> [Aim of the exercise]
Please set down the data again exactly, minus the pictures.

> [Working data]
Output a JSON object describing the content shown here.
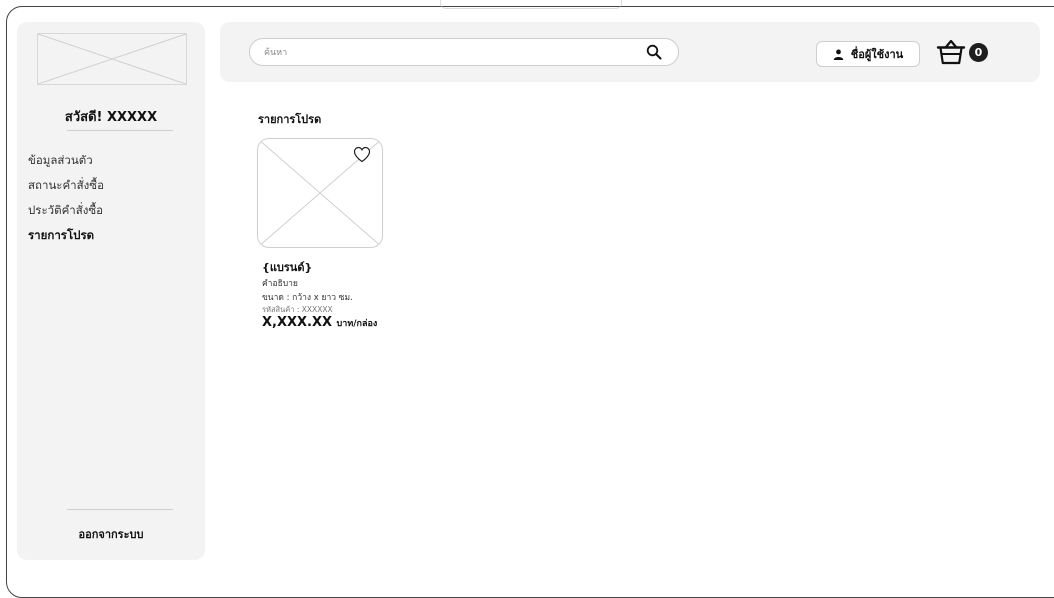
{
  "sidebar": {
    "greeting": "สวัสดี! XXXXX",
    "menu": [
      {
        "label": "ข้อมูลส่วนตัว"
      },
      {
        "label": "สถานะคำสั่งซื้อ"
      },
      {
        "label": "ประวัติคำสั่งซื้อ"
      },
      {
        "label": "รายการโปรด"
      }
    ],
    "logout_label": "ออกจากระบบ"
  },
  "header": {
    "search_placeholder": "ค้นหา",
    "user_label": "ชื่อผู้ใช้งาน",
    "cart_count": "0"
  },
  "main": {
    "section_title": "รายการโปรด",
    "product": {
      "brand": "{แบรนด์}",
      "description": "คำอธิบาย",
      "size": "ขนาด : กว้าง x ยาว ซม.",
      "code": "รหัสสินค้า : XXXXXX",
      "price": "X,XXX.XX",
      "price_unit": "บาท/กล่อง"
    }
  },
  "icons": {
    "search": "search-icon",
    "user": "user-icon",
    "cart": "basket-icon",
    "favorite": "heart-icon"
  },
  "colors": {
    "panel_bg": "#f3f3f3",
    "badge_bg": "#1e1e1e"
  }
}
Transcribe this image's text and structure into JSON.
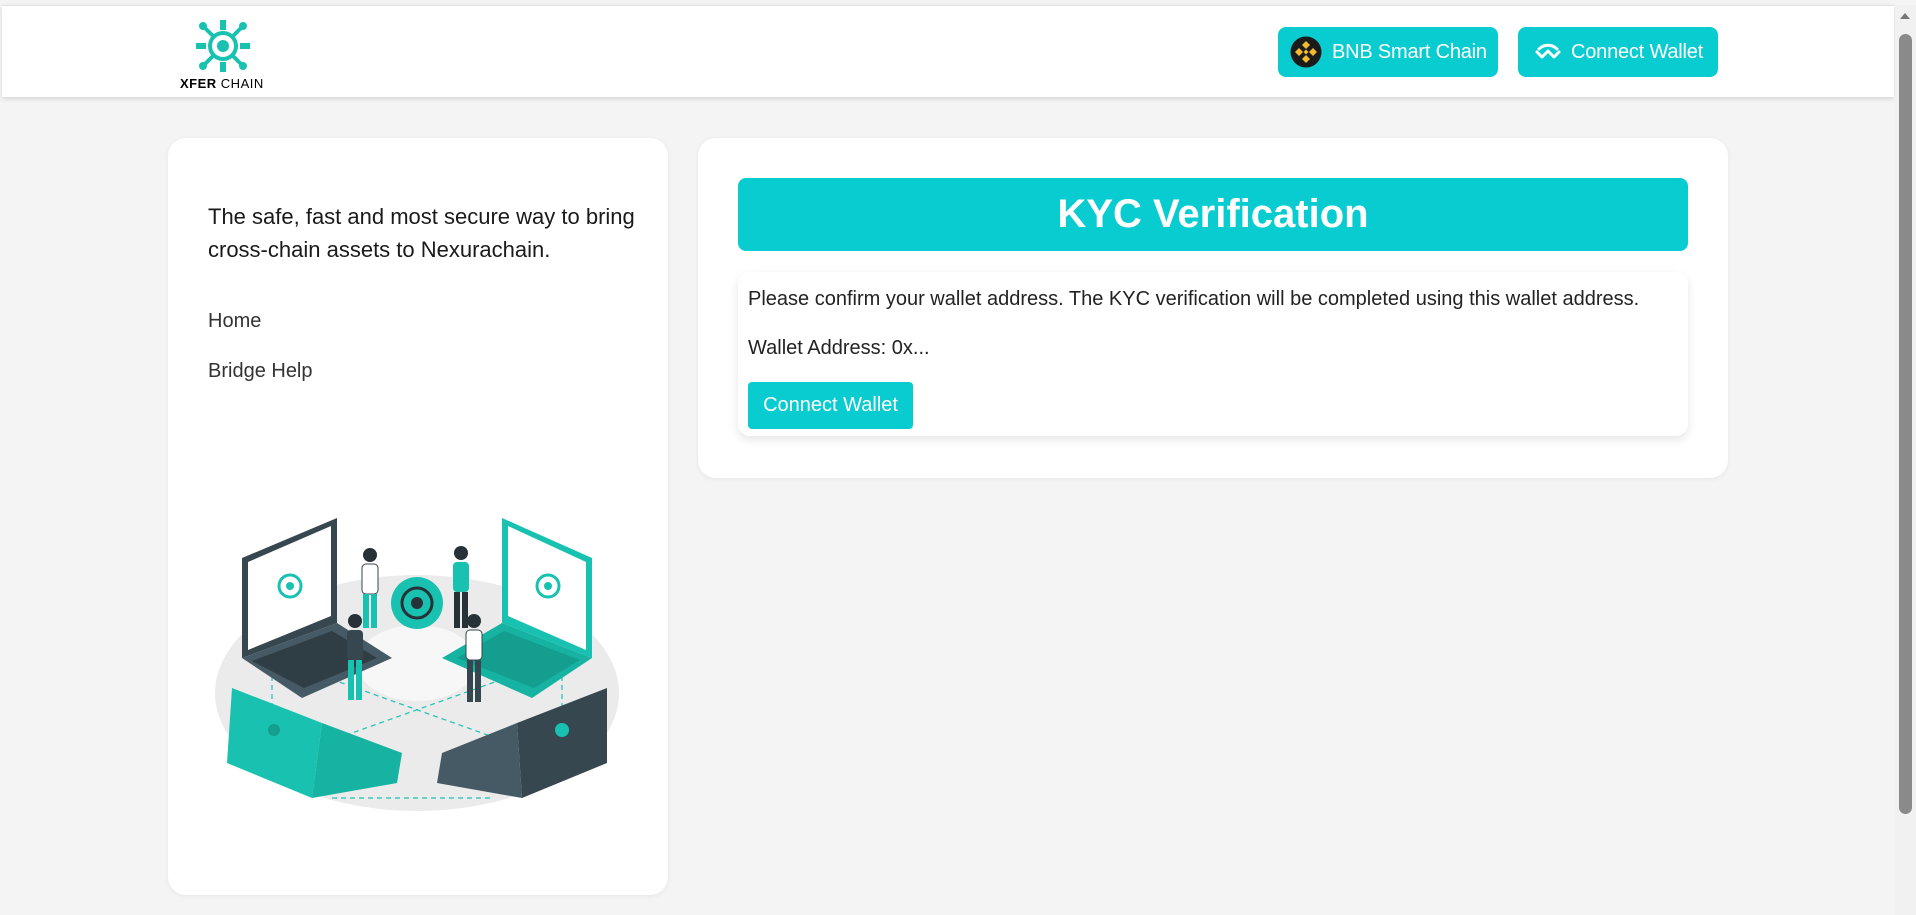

> [Exercise output]
Output a JSON object describing the content shown here.
{
  "sidebar": {
    "greeting": "สวัสดี! XXXXX",
    "menu": [
      {
        "label": "ข้อมูลส่วนตัว"
      },
      {
        "label": "สถานะคำสั่งซื้อ"
      },
      {
        "label": "ประวัติคำสั่งซื้อ"
      },
      {
        "label": "รายการโปรด"
      }
    ],
    "logout_label": "ออกจากระบบ"
  },
  "header": {
    "search_placeholder": "ค้นหา",
    "user_label": "ชื่อผู้ใช้งาน",
    "cart_count": "0"
  },
  "main": {
    "section_title": "รายการโปรด",
    "product": {
      "brand": "{แบรนด์}",
      "description": "คำอธิบาย",
      "size": "ขนาด : กว้าง x ยาว ซม.",
      "code": "รหัสสินค้า : XXXXXX",
      "price": "X,XXX.XX",
      "price_unit": "บาท/กล่อง"
    }
  },
  "icons": {
    "search": "search-icon",
    "user": "user-icon",
    "cart": "basket-icon",
    "favorite": "heart-icon"
  },
  "colors": {
    "panel_bg": "#f3f3f3",
    "badge_bg": "#1e1e1e"
  }
}
Transcribe this image's text and structure into JSON.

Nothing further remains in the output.